[DATA SECTION — start]

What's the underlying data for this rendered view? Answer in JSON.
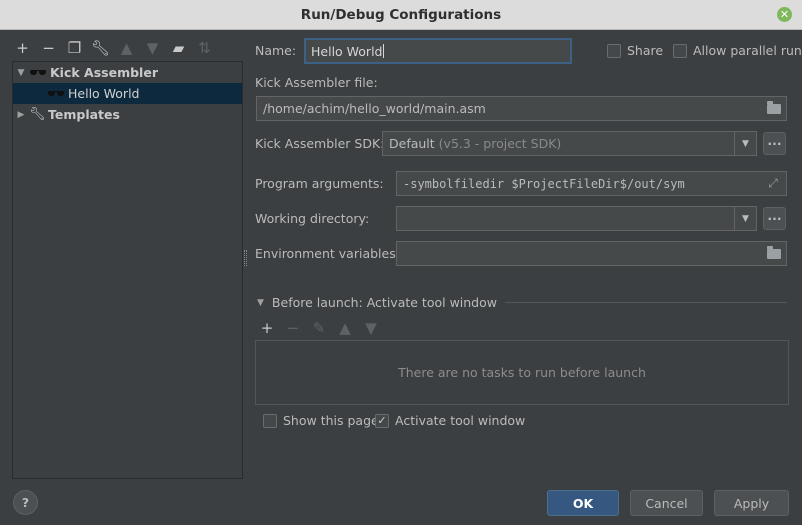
{
  "window": {
    "title": "Run/Debug Configurations"
  },
  "left_toolbar": {
    "icons": [
      "add-icon",
      "remove-icon",
      "copy-icon",
      "wrench-icon",
      "move-up-icon",
      "move-down-icon",
      "folder-add-icon",
      "sort-icon"
    ],
    "add_symbol": "+",
    "remove_symbol": "−"
  },
  "tree": {
    "items": [
      {
        "label": "Kick Assembler",
        "expanded": true,
        "level": 0
      },
      {
        "label": "Hello World",
        "selected": true,
        "level": 1
      },
      {
        "label": "Templates",
        "expanded": false,
        "level": 0
      }
    ]
  },
  "form": {
    "name_label": "Name:",
    "name_value": "Hello World",
    "share_label": "Share",
    "share_checked": false,
    "allow_parallel_label": "Allow parallel run",
    "allow_parallel_checked": false,
    "file_label": "Kick Assembler file:",
    "file_value": "/home/achim/hello_world/main.asm",
    "sdk_label": "Kick Assembler SDK:",
    "sdk_value": "Default",
    "sdk_detail": "(v5.3 - project SDK)",
    "program_args_label": "Program arguments:",
    "program_args_value": "-symbolfiledir $ProjectFileDir$/out/sym",
    "working_dir_label": "Working directory:",
    "working_dir_value": "",
    "env_vars_label": "Environment variables:",
    "env_vars_value": "",
    "browse_label": "..."
  },
  "before_launch": {
    "header": "Before launch: Activate tool window",
    "empty_text": "There are no tasks to run before launch",
    "add_symbol": "+",
    "remove_symbol": "−"
  },
  "options": {
    "show_page_label": "Show this page",
    "show_page_checked": false,
    "activate_tool_label": "Activate tool window",
    "activate_tool_checked": true
  },
  "buttons": {
    "help": "?",
    "ok": "OK",
    "cancel": "Cancel",
    "apply": "Apply"
  },
  "colors": {
    "background": "#3c3f41",
    "selection": "#0d293e",
    "primary_button": "#365880",
    "focus_border": "#3d6185"
  }
}
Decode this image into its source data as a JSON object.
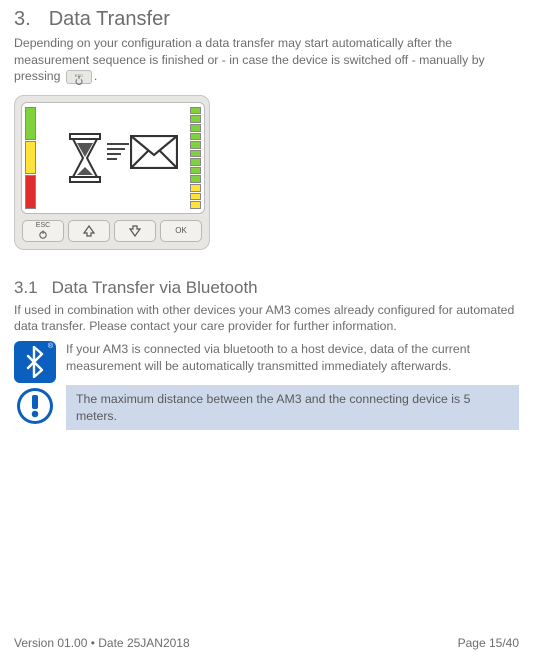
{
  "section": {
    "number": "3.",
    "title": "Data Transfer",
    "intro1": "Depending on your configuration a data transfer may start automatically after the measurement sequence is finished  or - in case the device is switched off - manually by pressing ",
    "intro2": "."
  },
  "buttons": {
    "esc": "ESC",
    "ok": "OK"
  },
  "subsection": {
    "number": "3.1",
    "title": "Data Transfer via Bluetooth",
    "intro": "If used in combination with other devices your AM3 comes already configured for automated data transfer. Please contact your care provider for further information.",
    "bt_note": "If your AM3 is connected via bluetooth to a host device, data of the current measurement will be automatically transmitted immediately afterwards.",
    "warn": "The maximum distance between the AM3 and the connecting device is 5 meters."
  },
  "footer": {
    "version": "Version 01.00 • Date 25JAN2018",
    "page": "Page 15/40"
  }
}
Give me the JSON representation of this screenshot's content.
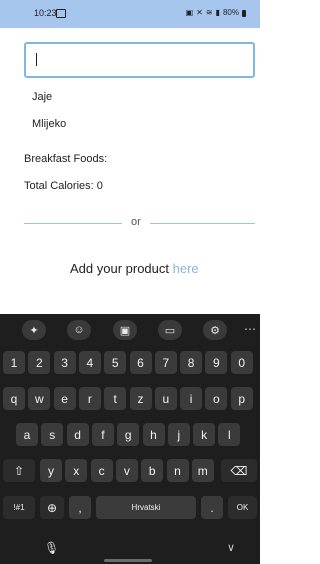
{
  "status_bar": {
    "time": "10:23",
    "battery": "80%",
    "icons": [
      "photo-icon",
      "lock-icon",
      "mute-icon",
      "wifi-icon",
      "signal-icon",
      "battery-icon"
    ]
  },
  "search": {
    "value": "",
    "placeholder": ""
  },
  "suggestions": [
    "Jaje",
    "Mlijeko"
  ],
  "breakfast_label": "Breakfast Foods:",
  "total_calories": "Total Calories: 0",
  "divider_text": "or",
  "add_product": {
    "prefix": "Add your product ",
    "link": "here"
  },
  "keyboard": {
    "tools": [
      "sparkle-icon",
      "emoji-icon",
      "sticker-icon",
      "clipboard-icon",
      "settings-icon"
    ],
    "more": "⋯",
    "number_row": [
      "1",
      "2",
      "3",
      "4",
      "5",
      "6",
      "7",
      "8",
      "9",
      "0"
    ],
    "row1": [
      "q",
      "w",
      "e",
      "r",
      "t",
      "z",
      "u",
      "i",
      "o",
      "p"
    ],
    "row2": [
      "a",
      "s",
      "d",
      "f",
      "g",
      "h",
      "j",
      "k",
      "l"
    ],
    "row3": [
      "y",
      "x",
      "c",
      "v",
      "b",
      "n",
      "m"
    ],
    "symbols_label": "!#1",
    "comma": ",",
    "space_label": "Hrvatski",
    "period": ".",
    "ok_label": "OK"
  },
  "colors": {
    "status_bar": "#a6c6ee",
    "input_border": "#7fb6e8",
    "link": "#89b8dc",
    "divider": "#9cc3ea",
    "keyboard_bg": "#1e1e1e",
    "key_bg": "#3b3b3b"
  }
}
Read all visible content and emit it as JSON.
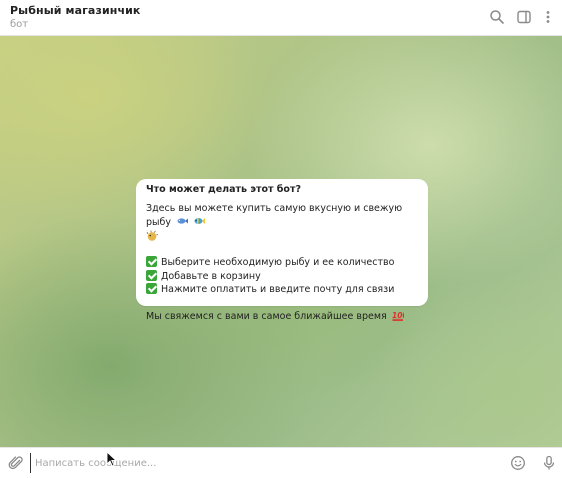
{
  "header": {
    "title": "Рыбный магазинчик",
    "subtitle": "бот",
    "icons": [
      "search-icon",
      "sidebar-toggle-icon",
      "more-vertical-icon"
    ]
  },
  "message": {
    "title": "Что может делать этот бот?",
    "intro": "Здесь вы можете купить самую вкусную и свежую рыбу",
    "intro_emojis": [
      "fish-emoji",
      "tropical-fish-emoji",
      "blowfish-emoji"
    ],
    "steps": [
      "Выберите необходимую рыбу и ее количество",
      "Добавьте в корзину",
      "Нажмите оплатить и введите почту для связи"
    ],
    "step_icon": "check-mark-button-emoji",
    "footer": "Мы свяжемся с вами в самое ближайшее время",
    "footer_emoji": "hundred-points-emoji"
  },
  "composer": {
    "placeholder": "Написать сообщение...",
    "value": "",
    "icons": [
      "paperclip-icon",
      "smile-icon",
      "microphone-icon"
    ]
  },
  "colors": {
    "accent_check": "#3aa63a",
    "header_title": "#222222",
    "header_subtitle": "#9a9a9a",
    "icon_gray": "#8a8a8a"
  }
}
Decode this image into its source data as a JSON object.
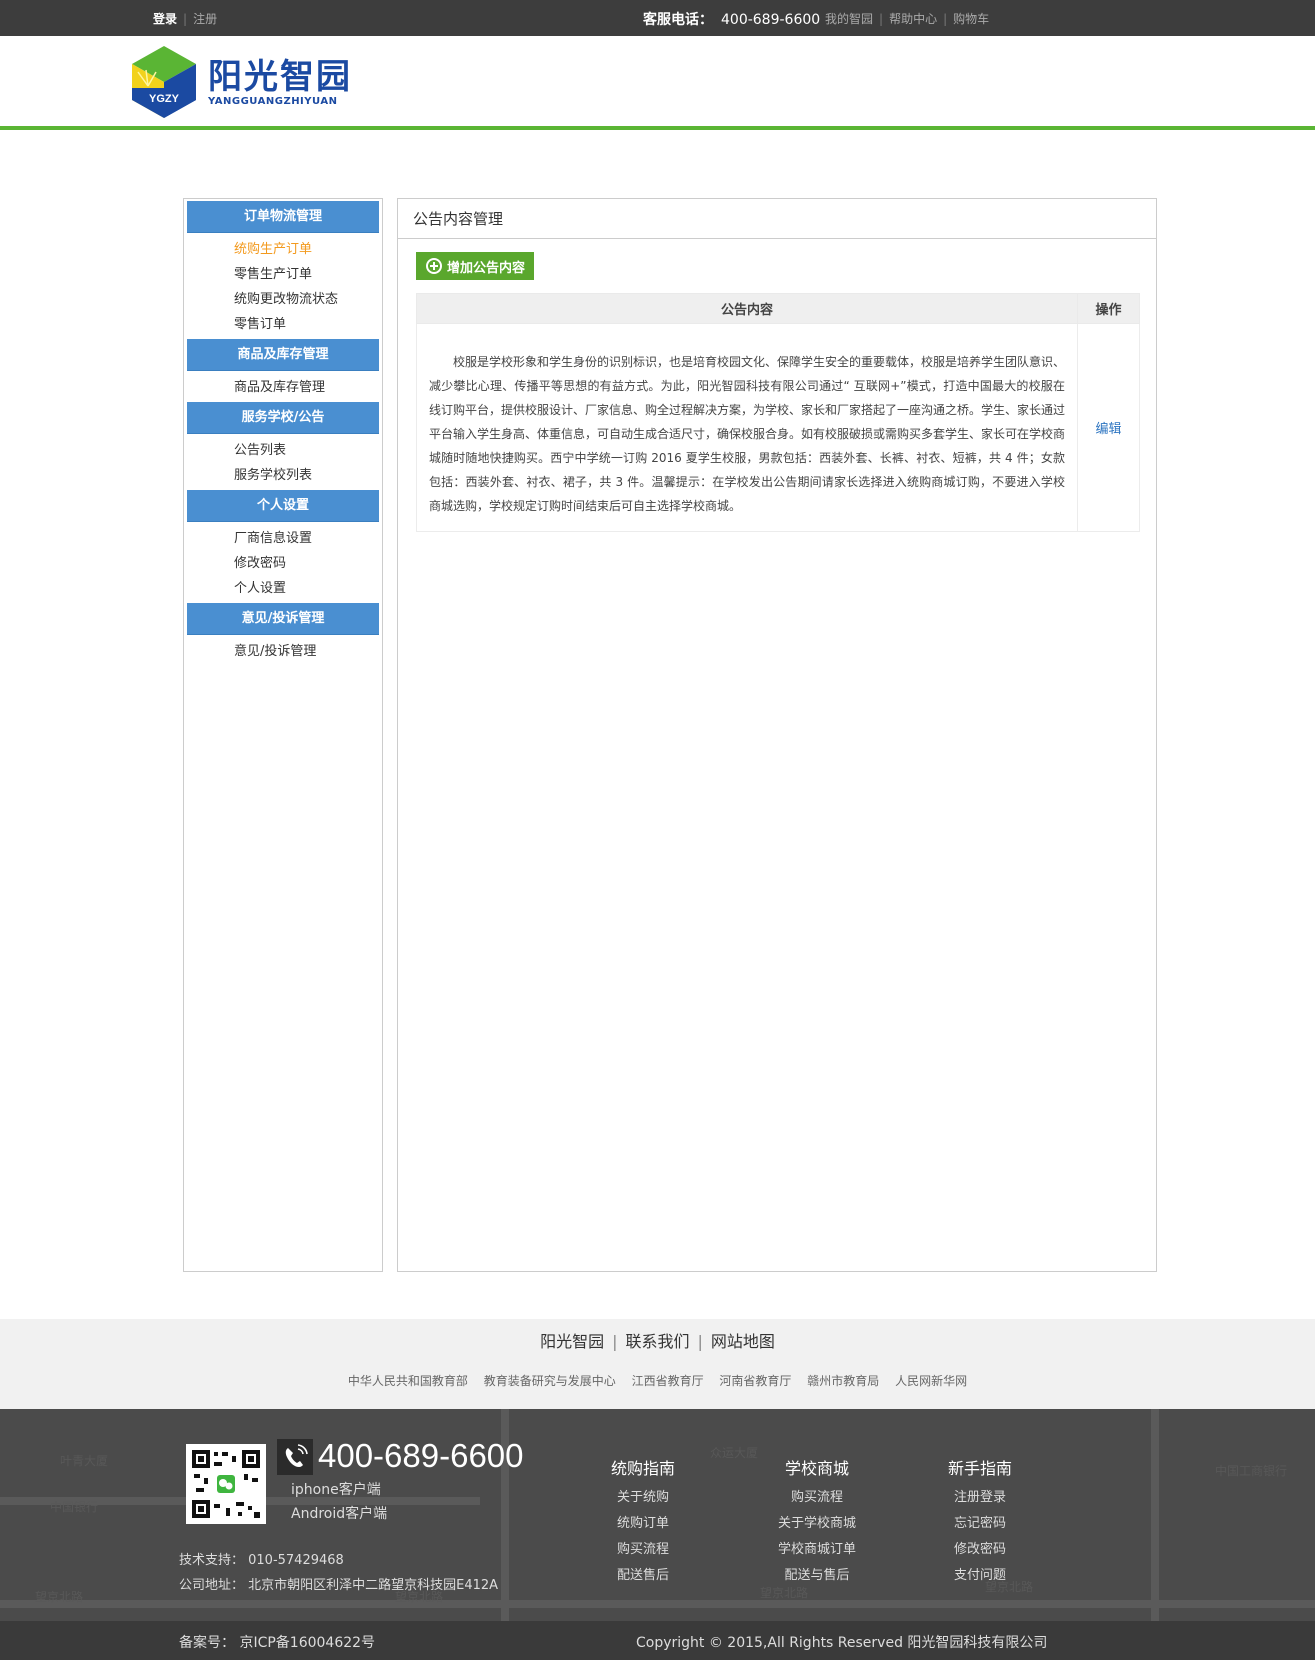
{
  "topbar": {
    "login": "登录",
    "register": "注册",
    "hotline_label": "客服电话：",
    "hotline_number": "400-689-6600",
    "links": [
      "我的智园",
      "帮助中心",
      "购物车"
    ]
  },
  "logo": {
    "cn": "阳光智园",
    "en": "YANGGUANGZHIYUAN",
    "badge": "YGZY",
    "colors": {
      "green": "#5ab534",
      "blue": "#1b4aa2"
    }
  },
  "sidebar": {
    "sections": [
      {
        "title": "订单物流管理",
        "items": [
          "统购生产订单",
          "零售生产订单",
          "统购更改物流状态",
          "零售订单"
        ]
      },
      {
        "title": "商品及库存管理",
        "items": [
          "商品及库存管理"
        ]
      },
      {
        "title": "服务学校/公告",
        "items": [
          "公告列表",
          "服务学校列表"
        ]
      },
      {
        "title": "个人设置",
        "items": [
          "厂商信息设置",
          "修改密码",
          "个人设置"
        ]
      },
      {
        "title": "意见/投诉管理",
        "items": [
          "意见/投诉管理"
        ]
      }
    ],
    "active_item": "统购生产订单",
    "accent": "#4a8fd1",
    "active_color": "#f39a1e"
  },
  "main": {
    "title": "公告内容管理",
    "add_button": "增加公告内容",
    "table": {
      "headers": [
        "公告内容",
        "操作"
      ],
      "rows": [
        {
          "content": "校服是学校形象和学生身份的识别标识，也是培育校园文化、保障学生安全的重要载体，校服是培养学生团队意识、减少攀比心理、传播平等思想的有益方式。为此，阳光智园科技有限公司通过“ 互联网+”模式，打造中国最大的校服在线订购平台，提供校服设计、厂家信息、购全过程解决方案，为学校、家长和厂家搭起了一座沟通之桥。学生、家长通过平台输入学生身高、体重信息，可自动生成合适尺寸，确保校服合身。如有校服破损或需购买多套学生、家长可在学校商城随时随地快捷购买。西宁中学统一订购 2016 夏学生校服，男款包括：西装外套、长裤、衬衣、短裤，共 4 件；女款包括：西装外套、衬衣、裙子，共 3 件。温馨提示：在学校发出公告期间请家长选择进入统购商城订购，不要进入学校商城选购，学校规定订购时间结束后可自主选择学校商城。",
          "action": "编辑"
        }
      ]
    }
  },
  "footer": {
    "main_links": [
      "阳光智园",
      "联系我们",
      "网站地图"
    ],
    "partner_links": [
      "中华人民共和国教育部",
      "教育装备研究与发展中心",
      "江西省教育厅",
      "河南省教育厅",
      "赣州市教育局",
      "人民网新华网"
    ],
    "phone": "400-689-6600",
    "clients": [
      "iphone客户端",
      "Android客户端"
    ],
    "tech_support": "技术支持：  010-57429468",
    "address": "公司地址：  北京市朝阳区利泽中二路望京科技园E412A",
    "columns": [
      {
        "title": "统购指南",
        "items": [
          "关于统购",
          "统购订单",
          "购买流程",
          "配送售后"
        ]
      },
      {
        "title": "学校商城",
        "items": [
          "购买流程",
          "关于学校商城",
          "学校商城订单",
          "配送与售后"
        ]
      },
      {
        "title": "新手指南",
        "items": [
          "注册登录",
          "忘记密码",
          "修改密码",
          "支付问题"
        ]
      }
    ],
    "icp": "备案号：  京ICP备16004622号",
    "copyright": "Copyright © 2015,All Rights Reserved 阳光智园科技有限公司"
  }
}
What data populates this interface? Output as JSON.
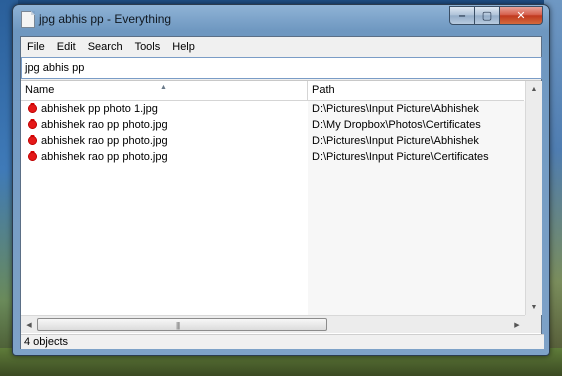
{
  "window": {
    "title": "jpg abhis pp - Everything",
    "buttons": {
      "minimize": "‒",
      "maximize": "▢",
      "close": "✕"
    }
  },
  "menu": [
    "File",
    "Edit",
    "Search",
    "Tools",
    "Help"
  ],
  "search": {
    "value": "jpg abhis pp"
  },
  "columns": {
    "name": "Name",
    "path": "Path"
  },
  "rows": [
    {
      "name": "abhishek pp photo 1.jpg",
      "path": "D:\\Pictures\\Input Picture\\Abhishek"
    },
    {
      "name": "abhishek rao pp photo.jpg",
      "path": "D:\\My Dropbox\\Photos\\Certificates"
    },
    {
      "name": "abhishek rao pp photo.jpg",
      "path": "D:\\Pictures\\Input Picture\\Abhishek"
    },
    {
      "name": "abhishek rao pp photo.jpg",
      "path": "D:\\Pictures\\Input Picture\\Certificates"
    }
  ],
  "status": {
    "text": "4 objects"
  }
}
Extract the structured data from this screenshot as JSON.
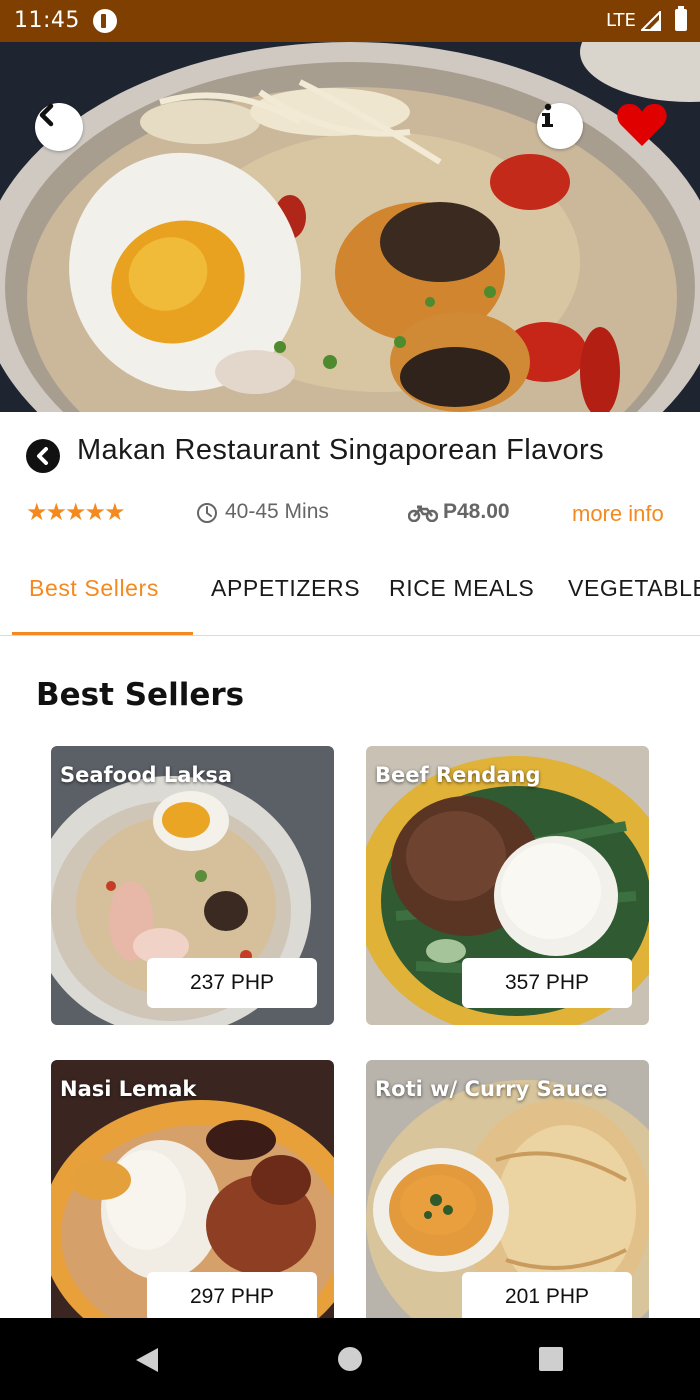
{
  "status_bar": {
    "time": "11:45",
    "network": "LTE"
  },
  "restaurant": {
    "name": "Makan Restaurant Singaporean Flavors",
    "rating_stars": "★★★★★",
    "rating": 5,
    "delivery_time": "40-45 Mins",
    "delivery_fee": "P48.00",
    "more_info": "more info"
  },
  "tabs": [
    {
      "label": "Best Sellers",
      "active": true
    },
    {
      "label": "APPETIZERS",
      "active": false
    },
    {
      "label": "RICE MEALS",
      "active": false
    },
    {
      "label": "VEGETABLES",
      "active": false
    }
  ],
  "section": {
    "title": "Best Sellers"
  },
  "items": [
    {
      "name": "Seafood Laksa",
      "price": "237 PHP"
    },
    {
      "name": "Beef Rendang",
      "price": "357 PHP"
    },
    {
      "name": "Nasi Lemak",
      "price": "297 PHP"
    },
    {
      "name": "Roti w/ Curry Sauce",
      "price": "201 PHP"
    }
  ],
  "colors": {
    "accent": "#f48a1f",
    "status_bar": "#7f3f00",
    "favorite": "#e00000"
  },
  "icons": [
    "back-icon",
    "info-icon",
    "heart-icon",
    "clock-icon",
    "motorcycle-icon"
  ]
}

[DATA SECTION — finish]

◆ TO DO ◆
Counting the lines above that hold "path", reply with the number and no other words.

◆ TASK RESULT ◆
5